(WORKING DATA)

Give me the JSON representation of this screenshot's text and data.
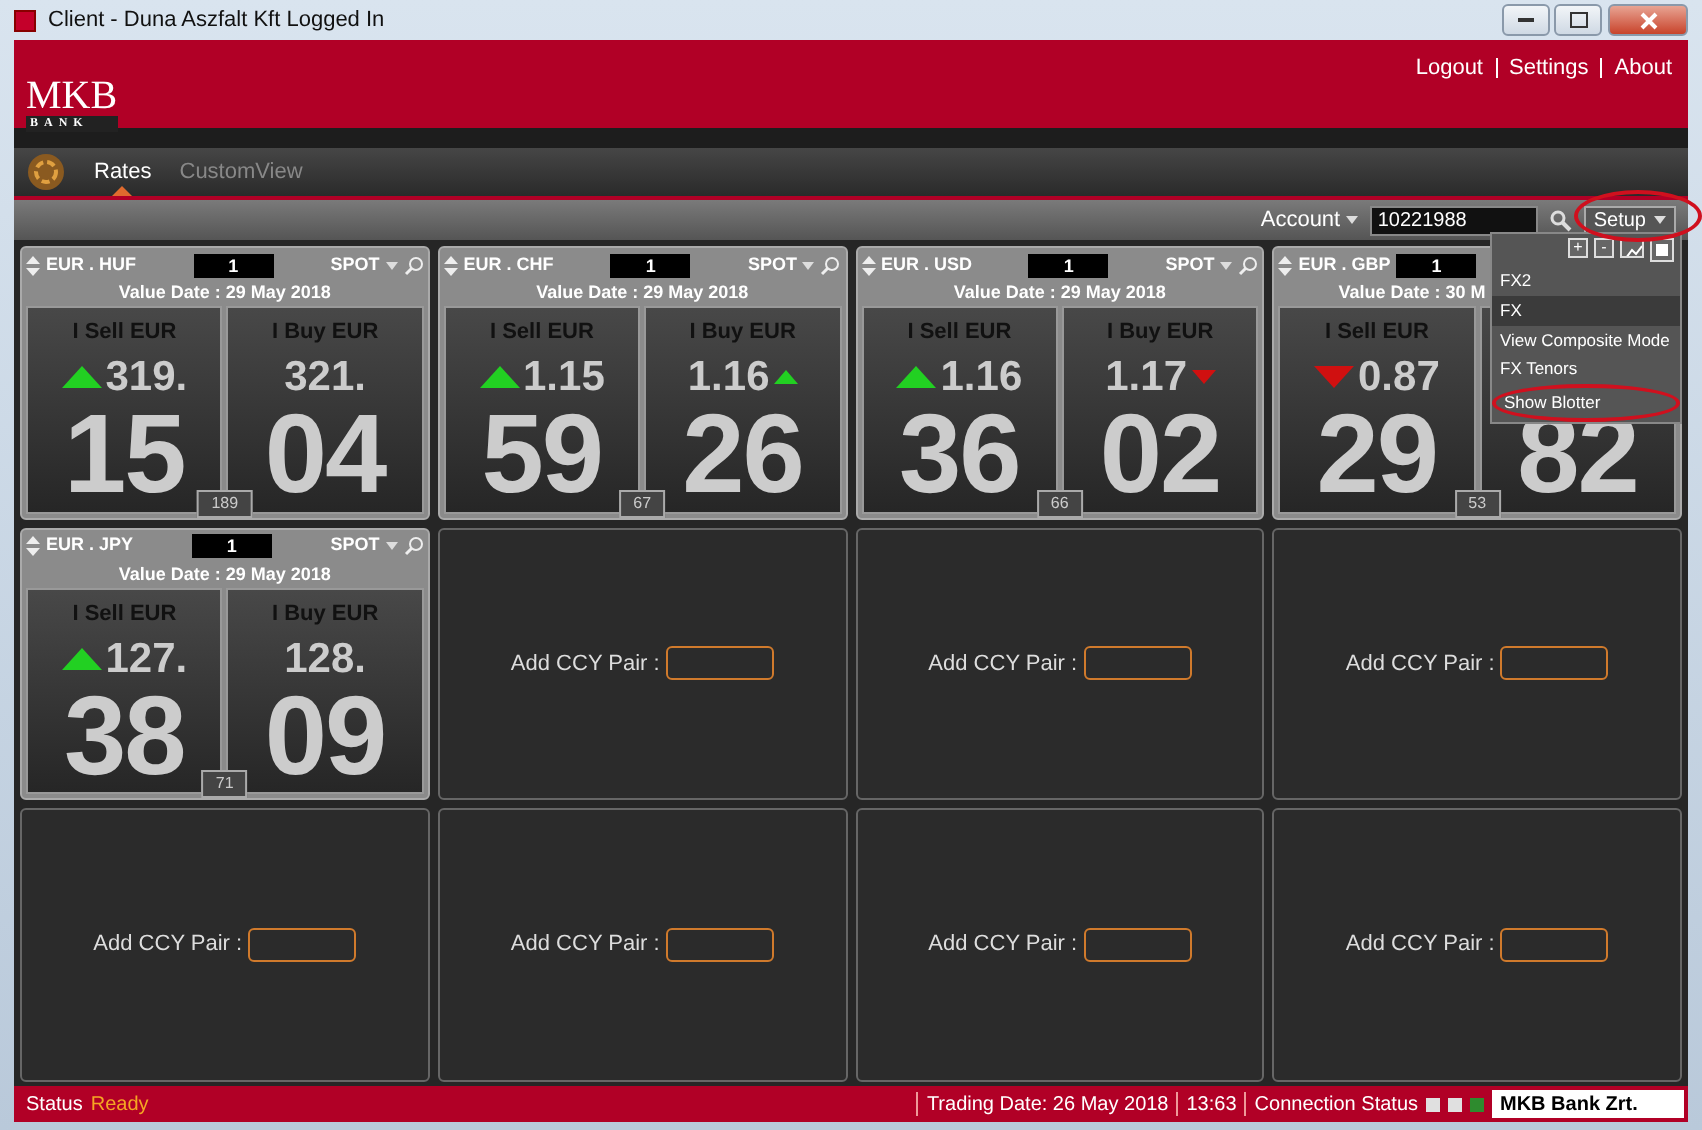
{
  "window": {
    "title": "Client - Duna Aszfalt Kft Logged In"
  },
  "header": {
    "logo_top": "MKB",
    "logo_bottom": "BANK",
    "links": [
      "Logout",
      "Settings",
      "About"
    ]
  },
  "tabs": [
    {
      "label": "Rates",
      "selected": true
    },
    {
      "label": "CustomView",
      "selected": false
    }
  ],
  "toolbar": {
    "account_label": "Account",
    "account_value": "10221988",
    "setup": "Setup"
  },
  "tiles": [
    {
      "kind": "pair",
      "pair": "EUR . HUF",
      "amount": "1",
      "tenor": "SPOT",
      "value_date": "Value Date : 29 May 2018",
      "sell": {
        "label": "I Sell EUR",
        "prefix": "319.",
        "digits": "15",
        "rising": true
      },
      "buy": {
        "label": "I Buy EUR",
        "prefix": "321.",
        "digits": "04"
      },
      "spread": "189"
    },
    {
      "kind": "pair",
      "pair": "EUR . CHF",
      "amount": "1",
      "tenor": "SPOT",
      "value_date": "Value Date : 29 May 2018",
      "sell": {
        "label": "I Sell EUR",
        "prefix": "1.15",
        "digits": "59",
        "rising": true
      },
      "buy": {
        "label": "I Buy EUR",
        "prefix": "1.16",
        "digits": "26",
        "rising": true
      },
      "spread": "67"
    },
    {
      "kind": "pair",
      "pair": "EUR . USD",
      "amount": "1",
      "tenor": "SPOT",
      "value_date": "Value Date : 29 May 2018",
      "sell": {
        "label": "I Sell EUR",
        "prefix": "1.16",
        "digits": "36",
        "rising": true
      },
      "buy": {
        "label": "I Buy EUR",
        "prefix": "1.17",
        "digits": "02",
        "rising": false
      },
      "spread": "66"
    },
    {
      "kind": "pair",
      "pair": "EUR . GBP",
      "amount": "1",
      "value_date": "Value Date : 30 M",
      "sell": {
        "label": "I Sell EUR",
        "prefix": "0.87",
        "digits": "29",
        "rising": false
      },
      "buy": {
        "digits": "82"
      },
      "spread": "53"
    },
    {
      "kind": "pair",
      "pair": "EUR . JPY",
      "amount": "1",
      "tenor": "SPOT",
      "value_date": "Value Date : 29 May 2018",
      "sell": {
        "label": "I Sell EUR",
        "prefix": "127.",
        "digits": "38",
        "rising": true
      },
      "buy": {
        "label": "I Buy EUR",
        "prefix": "128.",
        "digits": "09"
      },
      "spread": "71"
    },
    {
      "kind": "empty",
      "label": "Add CCY Pair :"
    },
    {
      "kind": "empty",
      "label": "Add CCY Pair :"
    },
    {
      "kind": "empty",
      "label": "Add CCY Pair :"
    },
    {
      "kind": "empty",
      "label": "Add CCY Pair :"
    },
    {
      "kind": "empty",
      "label": "Add CCY Pair :"
    },
    {
      "kind": "empty",
      "label": "Add CCY Pair :"
    },
    {
      "kind": "empty",
      "label": "Add CCY Pair :"
    }
  ],
  "setup_menu": {
    "tools": [
      "+",
      "-"
    ],
    "items": [
      {
        "label": "FX2",
        "selected": false,
        "circled": false
      },
      {
        "label": "FX",
        "selected": true,
        "circled": false
      },
      {
        "label": "View Composite Mode",
        "selected": false,
        "circled": false
      },
      {
        "label": "FX Tenors",
        "selected": false,
        "circled": false
      },
      {
        "label": "Show Blotter",
        "selected": false,
        "circled": true
      }
    ]
  },
  "status_bar": {
    "label": "Status",
    "state": "Ready",
    "trading_date": "Trading Date: 26 May 2018",
    "time": "13:63",
    "connection_label": "Connection Status",
    "connection_lights": [
      {
        "color": "#e0e0e0"
      },
      {
        "color": "#e0e0e0"
      },
      {
        "color": "#2e8b2e"
      }
    ],
    "company": "MKB Bank Zrt."
  }
}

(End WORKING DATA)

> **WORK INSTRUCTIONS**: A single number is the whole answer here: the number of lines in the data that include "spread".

> **THE COMPLETED TASK**: 5